* I'm not sure I understand why the man who brought this suit did so, unless he's just an eccentric professional complainer Ñ and there's some evidence that that's the case.
. The court has already ruled that students can not be required to recite the pledge. It seems silly to object to his daughter even being exposed to the words "under God." Let's face it Ñ we live in a diverse country. Every child in school is, at some point, going to be exposed to an idea that his or her parents object to. The compromise is that we always give people the option of opting out. If your parents don't want you exposed to sex education, they can sign a form and have you sit in the library during the class. If they think Harry Potter promotes witchcraft, nobody's going to force you to read it. But you don't get to eliminate sex ed for everyone, or kick Harry out of the library because you don't like it. Isn't the same reasonable compromise called for here?
* The Pledge of Allegiance was written in 1892 by a socialist, Francis Bellamy. Pledging ourselves to "liberty and justice for all" is, after all, a pretty radical notion, one that conservatives, while they're anxious to be seen reciting the words, don't really embrace Ñ at least not in any way that a 19th century socialist would recognize. I can't help but be amused by right-wingers' attachment to a socialist pledge Ñ and wonder why they aren't worried that in reciting the pledge, they are endorsing not just religion, but socialism.

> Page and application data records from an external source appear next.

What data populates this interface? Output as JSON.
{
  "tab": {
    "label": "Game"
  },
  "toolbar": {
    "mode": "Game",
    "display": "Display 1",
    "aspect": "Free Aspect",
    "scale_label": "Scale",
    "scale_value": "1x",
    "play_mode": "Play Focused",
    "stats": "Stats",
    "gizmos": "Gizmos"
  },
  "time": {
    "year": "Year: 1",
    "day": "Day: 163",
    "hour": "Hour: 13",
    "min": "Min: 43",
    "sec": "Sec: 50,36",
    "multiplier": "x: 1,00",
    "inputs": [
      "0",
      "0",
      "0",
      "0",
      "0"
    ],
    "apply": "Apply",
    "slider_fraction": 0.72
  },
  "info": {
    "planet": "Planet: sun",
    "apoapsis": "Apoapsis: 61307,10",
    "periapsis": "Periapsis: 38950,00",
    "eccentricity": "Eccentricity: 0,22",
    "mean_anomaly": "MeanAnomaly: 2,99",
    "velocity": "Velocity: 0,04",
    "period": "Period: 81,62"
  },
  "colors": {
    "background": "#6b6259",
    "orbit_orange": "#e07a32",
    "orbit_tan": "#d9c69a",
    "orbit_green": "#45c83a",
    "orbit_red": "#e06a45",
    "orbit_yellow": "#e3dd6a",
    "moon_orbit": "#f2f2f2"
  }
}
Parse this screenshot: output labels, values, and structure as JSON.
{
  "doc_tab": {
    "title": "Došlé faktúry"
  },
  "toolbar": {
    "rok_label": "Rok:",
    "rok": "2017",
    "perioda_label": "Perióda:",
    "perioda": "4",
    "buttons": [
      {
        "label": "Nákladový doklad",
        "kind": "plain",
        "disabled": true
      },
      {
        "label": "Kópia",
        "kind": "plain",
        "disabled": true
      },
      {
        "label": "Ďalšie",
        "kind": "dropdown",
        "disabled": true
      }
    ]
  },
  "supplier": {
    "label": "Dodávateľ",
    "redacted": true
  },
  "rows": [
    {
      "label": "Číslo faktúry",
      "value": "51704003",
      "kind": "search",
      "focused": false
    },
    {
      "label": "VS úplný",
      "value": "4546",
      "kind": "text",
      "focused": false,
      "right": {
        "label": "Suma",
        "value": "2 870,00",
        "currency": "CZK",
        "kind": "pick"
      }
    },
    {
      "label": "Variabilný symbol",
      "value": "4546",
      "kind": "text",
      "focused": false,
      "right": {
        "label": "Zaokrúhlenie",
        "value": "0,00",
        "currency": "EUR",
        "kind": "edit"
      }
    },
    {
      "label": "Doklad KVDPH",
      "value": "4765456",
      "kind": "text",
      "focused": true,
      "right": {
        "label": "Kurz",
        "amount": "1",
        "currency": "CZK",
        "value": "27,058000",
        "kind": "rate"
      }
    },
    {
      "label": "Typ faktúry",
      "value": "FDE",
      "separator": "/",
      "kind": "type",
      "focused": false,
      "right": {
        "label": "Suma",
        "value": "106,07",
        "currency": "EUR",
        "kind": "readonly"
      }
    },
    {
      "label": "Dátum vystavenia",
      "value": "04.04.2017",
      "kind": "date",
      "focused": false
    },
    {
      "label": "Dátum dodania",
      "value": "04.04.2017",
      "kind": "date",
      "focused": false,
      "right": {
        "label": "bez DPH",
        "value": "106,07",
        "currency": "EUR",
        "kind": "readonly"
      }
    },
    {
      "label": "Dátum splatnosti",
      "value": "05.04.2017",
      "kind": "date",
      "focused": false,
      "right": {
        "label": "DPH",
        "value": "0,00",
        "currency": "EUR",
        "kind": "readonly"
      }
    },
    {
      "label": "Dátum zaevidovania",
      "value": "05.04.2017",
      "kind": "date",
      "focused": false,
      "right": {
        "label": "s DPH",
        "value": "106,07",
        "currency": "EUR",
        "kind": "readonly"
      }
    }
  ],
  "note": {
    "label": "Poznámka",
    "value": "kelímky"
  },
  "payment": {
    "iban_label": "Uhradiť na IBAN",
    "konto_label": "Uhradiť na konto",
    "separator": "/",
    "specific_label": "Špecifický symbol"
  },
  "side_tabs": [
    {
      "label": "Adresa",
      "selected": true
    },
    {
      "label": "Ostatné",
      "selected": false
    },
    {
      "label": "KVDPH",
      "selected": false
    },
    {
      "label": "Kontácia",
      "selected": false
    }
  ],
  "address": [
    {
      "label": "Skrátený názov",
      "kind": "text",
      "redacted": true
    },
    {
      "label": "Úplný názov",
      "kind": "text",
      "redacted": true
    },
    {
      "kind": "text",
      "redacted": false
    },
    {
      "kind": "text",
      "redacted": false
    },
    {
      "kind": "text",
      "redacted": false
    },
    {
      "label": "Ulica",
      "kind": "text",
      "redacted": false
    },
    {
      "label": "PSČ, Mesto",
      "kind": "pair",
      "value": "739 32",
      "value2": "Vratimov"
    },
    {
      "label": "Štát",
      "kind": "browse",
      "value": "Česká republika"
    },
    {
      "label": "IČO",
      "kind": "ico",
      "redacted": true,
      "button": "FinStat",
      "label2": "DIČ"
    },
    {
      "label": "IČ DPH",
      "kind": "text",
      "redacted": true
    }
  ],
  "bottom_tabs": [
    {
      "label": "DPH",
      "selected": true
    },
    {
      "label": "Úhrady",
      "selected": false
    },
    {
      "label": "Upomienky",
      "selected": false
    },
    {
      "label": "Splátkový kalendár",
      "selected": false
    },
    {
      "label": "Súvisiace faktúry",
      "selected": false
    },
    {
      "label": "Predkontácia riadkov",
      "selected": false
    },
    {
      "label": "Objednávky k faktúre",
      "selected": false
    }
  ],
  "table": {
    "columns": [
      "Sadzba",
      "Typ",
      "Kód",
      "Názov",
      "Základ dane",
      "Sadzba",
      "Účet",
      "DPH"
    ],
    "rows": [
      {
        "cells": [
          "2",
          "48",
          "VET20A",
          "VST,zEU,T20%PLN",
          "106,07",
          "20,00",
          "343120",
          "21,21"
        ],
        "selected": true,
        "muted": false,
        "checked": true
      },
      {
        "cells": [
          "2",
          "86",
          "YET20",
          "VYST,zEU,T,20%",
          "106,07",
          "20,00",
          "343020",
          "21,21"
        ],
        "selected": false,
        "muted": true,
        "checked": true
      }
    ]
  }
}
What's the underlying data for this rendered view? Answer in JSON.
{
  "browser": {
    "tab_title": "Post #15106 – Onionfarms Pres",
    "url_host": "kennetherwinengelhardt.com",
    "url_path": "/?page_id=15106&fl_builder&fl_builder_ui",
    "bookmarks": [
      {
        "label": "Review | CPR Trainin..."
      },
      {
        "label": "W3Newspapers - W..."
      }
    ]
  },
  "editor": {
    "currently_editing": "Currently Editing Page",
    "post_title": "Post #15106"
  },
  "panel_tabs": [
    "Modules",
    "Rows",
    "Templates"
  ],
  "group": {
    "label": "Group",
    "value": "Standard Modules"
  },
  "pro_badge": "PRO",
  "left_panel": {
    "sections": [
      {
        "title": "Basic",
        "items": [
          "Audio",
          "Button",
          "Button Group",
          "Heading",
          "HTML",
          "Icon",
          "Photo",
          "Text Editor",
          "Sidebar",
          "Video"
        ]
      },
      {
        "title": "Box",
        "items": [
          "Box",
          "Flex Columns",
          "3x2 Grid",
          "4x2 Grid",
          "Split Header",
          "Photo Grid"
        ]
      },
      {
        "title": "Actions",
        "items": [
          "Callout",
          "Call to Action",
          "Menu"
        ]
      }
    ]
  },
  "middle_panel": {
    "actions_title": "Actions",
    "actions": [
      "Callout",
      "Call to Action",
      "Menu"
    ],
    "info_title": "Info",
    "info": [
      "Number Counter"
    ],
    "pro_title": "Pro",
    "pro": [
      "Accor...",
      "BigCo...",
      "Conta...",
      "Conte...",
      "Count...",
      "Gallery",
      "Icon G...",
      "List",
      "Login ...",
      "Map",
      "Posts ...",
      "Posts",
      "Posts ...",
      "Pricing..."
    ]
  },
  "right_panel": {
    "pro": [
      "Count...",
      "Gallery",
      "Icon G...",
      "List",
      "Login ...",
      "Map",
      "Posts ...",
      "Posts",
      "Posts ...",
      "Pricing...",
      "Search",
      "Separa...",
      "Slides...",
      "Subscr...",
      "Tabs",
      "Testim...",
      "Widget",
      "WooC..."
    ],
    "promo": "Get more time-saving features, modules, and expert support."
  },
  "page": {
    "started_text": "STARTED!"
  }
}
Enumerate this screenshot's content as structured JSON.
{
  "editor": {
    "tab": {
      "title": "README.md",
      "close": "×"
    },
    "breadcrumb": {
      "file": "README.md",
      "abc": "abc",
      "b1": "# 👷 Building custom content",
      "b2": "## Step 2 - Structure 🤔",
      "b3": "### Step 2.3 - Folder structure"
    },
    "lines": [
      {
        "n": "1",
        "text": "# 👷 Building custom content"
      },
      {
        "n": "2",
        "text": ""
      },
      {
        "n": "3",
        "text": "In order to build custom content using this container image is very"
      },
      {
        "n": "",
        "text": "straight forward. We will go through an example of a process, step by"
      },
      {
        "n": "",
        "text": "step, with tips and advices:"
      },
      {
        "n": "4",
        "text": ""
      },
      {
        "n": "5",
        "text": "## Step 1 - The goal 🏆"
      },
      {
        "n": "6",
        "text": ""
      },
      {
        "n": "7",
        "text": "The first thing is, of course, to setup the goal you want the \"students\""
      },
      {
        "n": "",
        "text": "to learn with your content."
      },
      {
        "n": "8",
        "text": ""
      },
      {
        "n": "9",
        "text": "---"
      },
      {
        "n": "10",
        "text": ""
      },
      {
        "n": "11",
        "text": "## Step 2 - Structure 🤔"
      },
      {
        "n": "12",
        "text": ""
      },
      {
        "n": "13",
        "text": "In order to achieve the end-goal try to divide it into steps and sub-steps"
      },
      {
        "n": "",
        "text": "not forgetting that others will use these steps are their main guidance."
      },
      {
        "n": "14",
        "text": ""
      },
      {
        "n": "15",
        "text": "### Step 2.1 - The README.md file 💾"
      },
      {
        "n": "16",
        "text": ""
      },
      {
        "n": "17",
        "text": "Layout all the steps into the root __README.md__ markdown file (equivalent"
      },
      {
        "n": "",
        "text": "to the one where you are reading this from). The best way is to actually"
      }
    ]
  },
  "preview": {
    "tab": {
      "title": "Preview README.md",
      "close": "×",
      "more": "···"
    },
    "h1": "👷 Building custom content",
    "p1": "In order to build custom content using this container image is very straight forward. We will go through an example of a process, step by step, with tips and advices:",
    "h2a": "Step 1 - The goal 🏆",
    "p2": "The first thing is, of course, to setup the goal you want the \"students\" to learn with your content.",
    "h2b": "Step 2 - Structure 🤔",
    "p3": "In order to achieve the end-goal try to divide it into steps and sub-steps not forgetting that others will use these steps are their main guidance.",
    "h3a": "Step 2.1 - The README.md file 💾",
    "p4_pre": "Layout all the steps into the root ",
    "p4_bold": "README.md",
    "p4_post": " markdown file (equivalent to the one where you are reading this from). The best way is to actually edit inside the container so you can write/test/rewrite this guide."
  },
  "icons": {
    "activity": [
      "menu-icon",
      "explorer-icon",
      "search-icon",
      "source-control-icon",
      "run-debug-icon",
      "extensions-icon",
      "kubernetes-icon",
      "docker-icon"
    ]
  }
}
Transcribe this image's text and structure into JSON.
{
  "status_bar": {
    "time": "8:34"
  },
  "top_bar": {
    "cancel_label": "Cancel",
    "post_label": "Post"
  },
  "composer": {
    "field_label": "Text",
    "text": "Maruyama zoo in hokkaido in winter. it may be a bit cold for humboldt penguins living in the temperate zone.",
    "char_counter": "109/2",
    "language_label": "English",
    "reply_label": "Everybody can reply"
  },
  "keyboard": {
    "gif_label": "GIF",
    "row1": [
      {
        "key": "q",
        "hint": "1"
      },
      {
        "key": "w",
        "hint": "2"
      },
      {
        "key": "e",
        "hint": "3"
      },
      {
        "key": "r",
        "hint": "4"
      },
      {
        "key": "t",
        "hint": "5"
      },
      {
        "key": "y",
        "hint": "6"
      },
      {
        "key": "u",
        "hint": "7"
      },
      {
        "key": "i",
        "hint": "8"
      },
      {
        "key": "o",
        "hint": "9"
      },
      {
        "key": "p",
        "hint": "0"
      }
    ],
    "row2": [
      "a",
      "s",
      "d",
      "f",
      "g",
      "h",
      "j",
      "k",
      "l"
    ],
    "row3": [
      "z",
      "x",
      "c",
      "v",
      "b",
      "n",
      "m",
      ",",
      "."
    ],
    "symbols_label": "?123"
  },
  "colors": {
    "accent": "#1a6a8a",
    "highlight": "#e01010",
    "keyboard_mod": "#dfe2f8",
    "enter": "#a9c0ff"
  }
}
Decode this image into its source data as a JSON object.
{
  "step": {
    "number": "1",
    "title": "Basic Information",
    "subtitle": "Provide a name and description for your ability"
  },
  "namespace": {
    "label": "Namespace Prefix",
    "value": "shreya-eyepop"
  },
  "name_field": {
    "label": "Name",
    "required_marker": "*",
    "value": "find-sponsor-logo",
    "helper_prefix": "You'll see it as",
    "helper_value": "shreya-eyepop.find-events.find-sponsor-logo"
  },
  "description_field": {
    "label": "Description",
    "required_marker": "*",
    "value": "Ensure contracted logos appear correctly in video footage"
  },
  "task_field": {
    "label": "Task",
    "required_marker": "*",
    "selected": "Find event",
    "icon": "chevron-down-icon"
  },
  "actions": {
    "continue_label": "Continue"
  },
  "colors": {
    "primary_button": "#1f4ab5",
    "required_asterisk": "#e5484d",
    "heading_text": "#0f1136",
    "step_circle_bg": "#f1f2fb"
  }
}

* Just a note: All the headlines are wrong. The court didn't rule that the Pledge of Allegiance is unconstitutional.
It ruled that the 1954 addition of the words "under God" to the original pledge was unconstitutional. There is a difference.
* Jerry Falwell immediately started a petition drive to urge the Supreme Court to reverse the panel's ruling immediately. I'm sure he knows perfectly well that doing so is a waste of time, since the decision is sure to be overturned anyway (and would we want the kind of Supreme Court that is swayed by petitions in any case?). I'm also sure that this will be a great money-making issue for Falwell.
* The fact that the Christian right is having heart palpitations over this decision makes the decision seem smarter than it otherwise would. The phrase "under God" seems pretty bland and meaningless to me, but if right wing Christians are certain that it promotes God, maybe they have a better take on it than I do. Maybe it DOES promote religion Ñ which would be an argument in favor of the decision.
* Atheists and agnostics don't like being asked to pledge allegiance to a country "under God." That's understandable. I don't think the press understands, however, that atheists and agnostics aren't the only ones who object. So do people who are religious, but not monotheistic. And so do people who see God as transcending national boundaries. The notion of a God tied to a particular nation is deeply offensive to many religious peple.
* Michael A. Newdow, the man who brought the suit, has already recieved threats and obscene phone calls.
He says he is worried about his daughter and so am I. Nobody can sink as low as people who call themselves religious and patriotic.